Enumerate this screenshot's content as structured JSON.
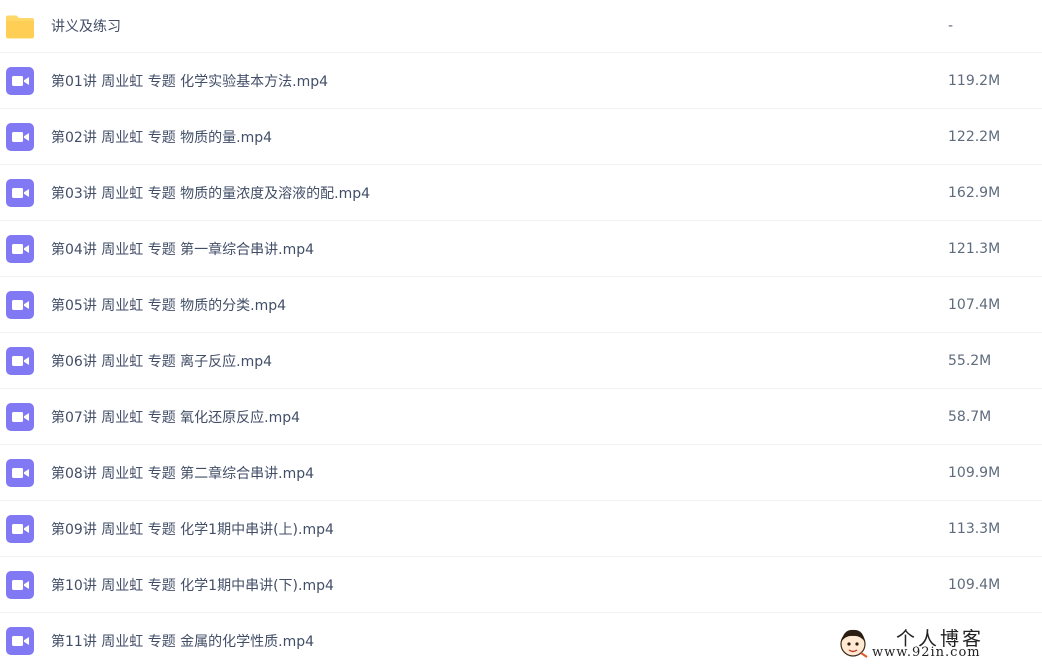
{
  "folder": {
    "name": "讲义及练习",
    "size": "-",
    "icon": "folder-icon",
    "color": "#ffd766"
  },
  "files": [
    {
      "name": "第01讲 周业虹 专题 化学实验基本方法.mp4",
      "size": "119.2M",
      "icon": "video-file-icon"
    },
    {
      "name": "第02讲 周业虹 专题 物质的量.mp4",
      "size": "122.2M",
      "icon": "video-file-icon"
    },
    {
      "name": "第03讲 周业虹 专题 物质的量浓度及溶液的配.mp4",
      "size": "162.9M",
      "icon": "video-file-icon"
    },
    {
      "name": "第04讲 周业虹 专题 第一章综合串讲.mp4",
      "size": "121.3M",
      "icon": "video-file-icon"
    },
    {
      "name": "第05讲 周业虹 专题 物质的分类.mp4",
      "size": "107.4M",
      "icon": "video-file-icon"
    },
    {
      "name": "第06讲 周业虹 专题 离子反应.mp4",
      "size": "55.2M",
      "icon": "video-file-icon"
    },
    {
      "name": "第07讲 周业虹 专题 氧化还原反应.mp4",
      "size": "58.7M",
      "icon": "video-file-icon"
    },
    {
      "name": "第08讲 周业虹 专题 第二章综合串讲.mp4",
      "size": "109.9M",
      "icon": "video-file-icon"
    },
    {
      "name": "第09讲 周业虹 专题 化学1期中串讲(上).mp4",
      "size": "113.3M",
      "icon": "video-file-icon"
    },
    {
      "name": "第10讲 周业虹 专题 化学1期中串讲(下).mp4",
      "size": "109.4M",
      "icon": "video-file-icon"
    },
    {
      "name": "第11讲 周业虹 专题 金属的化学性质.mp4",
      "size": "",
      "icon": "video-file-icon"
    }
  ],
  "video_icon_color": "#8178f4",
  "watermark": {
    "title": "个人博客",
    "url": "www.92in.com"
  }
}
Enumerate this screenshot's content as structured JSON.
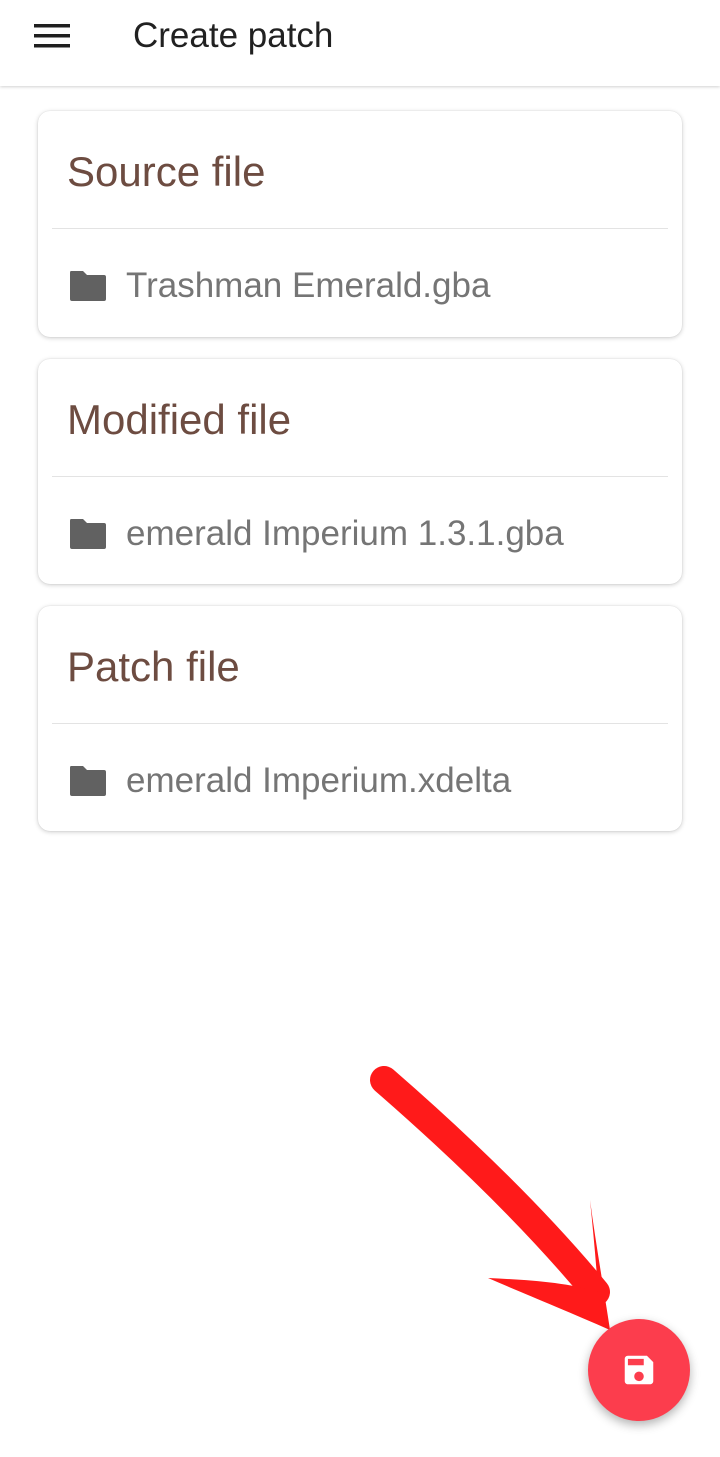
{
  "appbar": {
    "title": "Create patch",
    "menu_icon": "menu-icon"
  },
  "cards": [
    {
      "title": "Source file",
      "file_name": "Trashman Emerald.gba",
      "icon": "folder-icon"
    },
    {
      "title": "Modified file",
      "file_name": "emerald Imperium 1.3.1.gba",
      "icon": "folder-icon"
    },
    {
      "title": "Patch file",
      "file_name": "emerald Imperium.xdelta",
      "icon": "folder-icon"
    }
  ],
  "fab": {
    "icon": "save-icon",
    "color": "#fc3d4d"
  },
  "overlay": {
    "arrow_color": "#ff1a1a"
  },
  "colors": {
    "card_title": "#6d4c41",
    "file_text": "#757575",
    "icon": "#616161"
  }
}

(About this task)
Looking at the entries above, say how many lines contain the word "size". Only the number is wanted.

(Result)
12